47. The Count of Monte Cristo (Alexandre Dumas)
48. Angela’s Ashes (Frank McCourt)
49. The Grapes of Wrath (John Steinbeck)
50. She’s Come Undone (Wally Lamb)
51. The Poisonwood Bible (Barbara Kingsolver)
52. A Tale of Two Cities (Dickens)
53. Ender’s Game (Orson Scott Card)
54. Great Expectations (Dickens)
55. The Great Gatsby (Fitzgerald)
56. The Stone Angel (Margaret Laurence)
57. Harry Potter and the Chamber of Secrets (Rowling)
58. The Thorn Birds (Colleen McCullough)

59. The Handmaid’s Tale (Margaret Atwood)
60. The Time Traveller’s Wife (Audrew Niffenegger)
61. Crime and Punishment (Fyodor Dostoyevsky)
62. The Fountainhead (Ayn Rand)
63. War and Peace (Tolstoy)
64. Interview With The Vampire (Anne Rice)

65. Fifth Business (Robertson Davis)
66. One Hundred Years Of Solitude (Gabriel Garcia Marquez)
67. The Sisterhood of the Travelling Pants (Ann Brashares)
68. Catch-22 (Joseph Heller)
69. Les Miserables (Hugo)
70. The Little Prince (Antoine de Saint-Exupery)
71. Bridget Jones’ Diary (Fielding)
72. Love in the Time of Cholera (Marquez)
73. Shogun (James Clavell)
74. The English Patient (Michael Ondaatje)
75. The Secret Garden (Frances Hodgson Burnett)
76. The Summer Tree (Guy Gavriel Kay)
77. A Tree Grows in Brooklyn (Betty Smith)
78. The World According To Garp (John Irving)
79. The Diviners (Margaret Laurence)
80. Charlotte’s Web (E.B. White)
81. Not Wanted On The Voyage (Timothy Findley)
82. Of Mice And Men (Steinbeck)
83. Rebecca (Daphne DuMaurier)
84. Wizard’s First Rule (Terry Goodkind)
85. Emma (Jane Austen)
86. Watership Down(Richard Adams)
87. Brave New World (Aldous Huxley)
88. The Stone Diaries (Carol Shields)
89. Blindness (Jose Saramago)
90. Kane and Abel (Jeffrey Archer)
91. In The Skin Of A Lion (Ondaatje)
92. Lord of the Flies (Golding)
93. The Good Earth(Pearl S. Buck)
94. The Secret Life of Bees (Sue Monk Kidd)
95. The Bourne Identity (Robert Ludlum)
96. The Outsiders (S.E. Hinton)

97. White Oleander (Janet Fitch)
98. A Woman of Substance (Barbara Taylor Bradford)
99. The Celestine Prophecy (James Redfield)
100.Ulysses (James Joyce)

So I have managed to read 40% of this list.
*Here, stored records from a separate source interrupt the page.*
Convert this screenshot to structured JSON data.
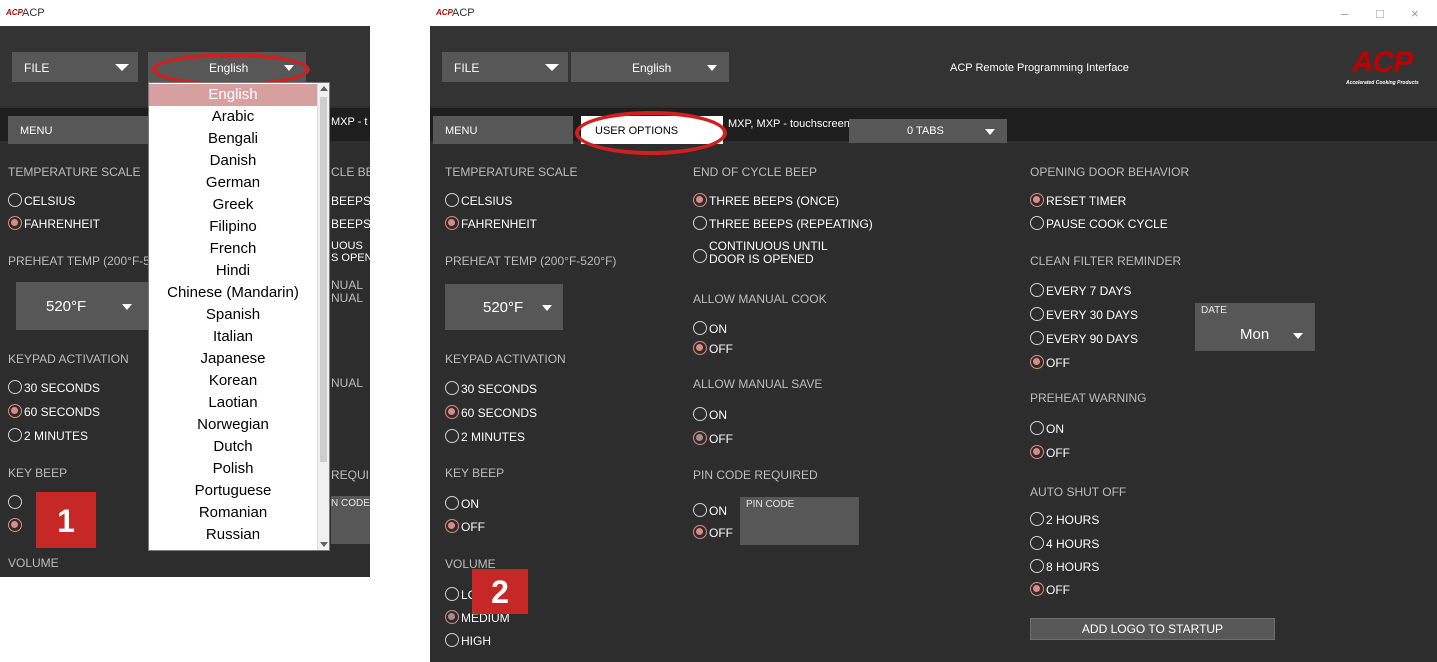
{
  "window": {
    "logo": "ACP",
    "title": "ACP",
    "controls": [
      "–",
      "□",
      "×"
    ]
  },
  "colors": {
    "accent": "#c62828",
    "radio_selected": "#d98c85",
    "panel": "#2d2d2d",
    "control": "#575757"
  },
  "toolbar": {
    "file_label": "FILE",
    "language_value": "English",
    "app_title": "ACP Remote Programming Interface",
    "brand_logo": "ACP",
    "brand_tagline": "Accelerated Cooking Products"
  },
  "tabs": {
    "menu_label": "MENU",
    "user_options_label": "USER OPTIONS",
    "model_label": "MXP, MXP - touchscreen",
    "tabs_dropdown": "0 TABS"
  },
  "left_col": {
    "temperature_scale": {
      "title": "TEMPERATURE SCALE",
      "options": [
        "CELSIUS",
        "FAHRENHEIT"
      ],
      "selected": "FAHRENHEIT"
    },
    "preheat_temp": {
      "title": "PREHEAT TEMP (200°F-520°F)",
      "value": "520°F"
    },
    "keypad_activation": {
      "title": "KEYPAD ACTIVATION",
      "options": [
        "30 SECONDS",
        "60 SECONDS",
        "2 MINUTES"
      ],
      "selected": "60 SECONDS"
    },
    "key_beep": {
      "title": "KEY BEEP",
      "options": [
        "ON",
        "OFF"
      ],
      "selected": "OFF"
    },
    "volume": {
      "title": "VOLUME",
      "options": [
        "LOW",
        "MEDIUM",
        "HIGH"
      ],
      "selected": "MEDIUM"
    }
  },
  "mid_col": {
    "end_of_cycle_beep": {
      "title": "END OF CYCLE BEEP",
      "options": [
        "THREE BEEPS (ONCE)",
        "THREE BEEPS (REPEATING)",
        "CONTINUOUS UNTIL",
        "DOOR IS OPENED"
      ],
      "selected": "THREE BEEPS (ONCE)"
    },
    "allow_manual_cook": {
      "title": "ALLOW MANUAL COOK",
      "options": [
        "ON",
        "OFF"
      ],
      "selected": "OFF"
    },
    "allow_manual_save": {
      "title": "ALLOW MANUAL SAVE",
      "options": [
        "ON",
        "OFF"
      ],
      "selected": "OFF"
    },
    "pin_code_required": {
      "title": "PIN CODE REQUIRED",
      "options": [
        "ON",
        "OFF"
      ],
      "selected": "OFF",
      "pin_code_label": "PIN CODE"
    }
  },
  "right_col": {
    "opening_door_behavior": {
      "title": "OPENING DOOR BEHAVIOR",
      "options": [
        "RESET TIMER",
        "PAUSE COOK CYCLE"
      ],
      "selected": "RESET TIMER"
    },
    "clean_filter_reminder": {
      "title": "CLEAN FILTER REMINDER",
      "options": [
        "EVERY 7 DAYS",
        "EVERY 30 DAYS",
        "EVERY 90 DAYS",
        "OFF"
      ],
      "selected": "OFF",
      "date_label": "DATE",
      "date_value": "Mon"
    },
    "preheat_warning": {
      "title": "PREHEAT WARNING",
      "options": [
        "ON",
        "OFF"
      ],
      "selected": "OFF"
    },
    "auto_shut_off": {
      "title": "AUTO SHUT OFF",
      "options": [
        "2 HOURS",
        "4 HOURS",
        "8 HOURS",
        "OFF"
      ],
      "selected": "OFF"
    },
    "add_logo_button": "ADD LOGO TO STARTUP"
  },
  "language_list": {
    "items": [
      "English",
      "Arabic",
      "Bengali",
      "Danish",
      "German",
      "Greek",
      "Filipino",
      "French",
      "Hindi",
      "Chinese (Mandarin)",
      "Spanish",
      "Italian",
      "Japanese",
      "Korean",
      "Laotian",
      "Norwegian",
      "Dutch",
      "Polish",
      "Portuguese",
      "Romanian",
      "Russian"
    ],
    "selected": "English"
  },
  "left_partial": {
    "tab_fragment": "MXP - t",
    "cycle_fragment": "CLE BE",
    "beeps_1": "BEEPS",
    "beeps_2": "BEEPS",
    "continuous_1": "UOUS",
    "continuous_2": "S OPEN",
    "manual_1": "NUAL",
    "manual_2": "NUAL",
    "manual_3": "NUAL",
    "required": "REQUI",
    "pin_code": "N CODE"
  },
  "steps": {
    "one": "1",
    "two": "2"
  }
}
That’s not a bad effort. I guess I should consider reading some that I haven’t considered yet. I haven’t bothered to italicise the ones I want to read because I’ll never get that organised.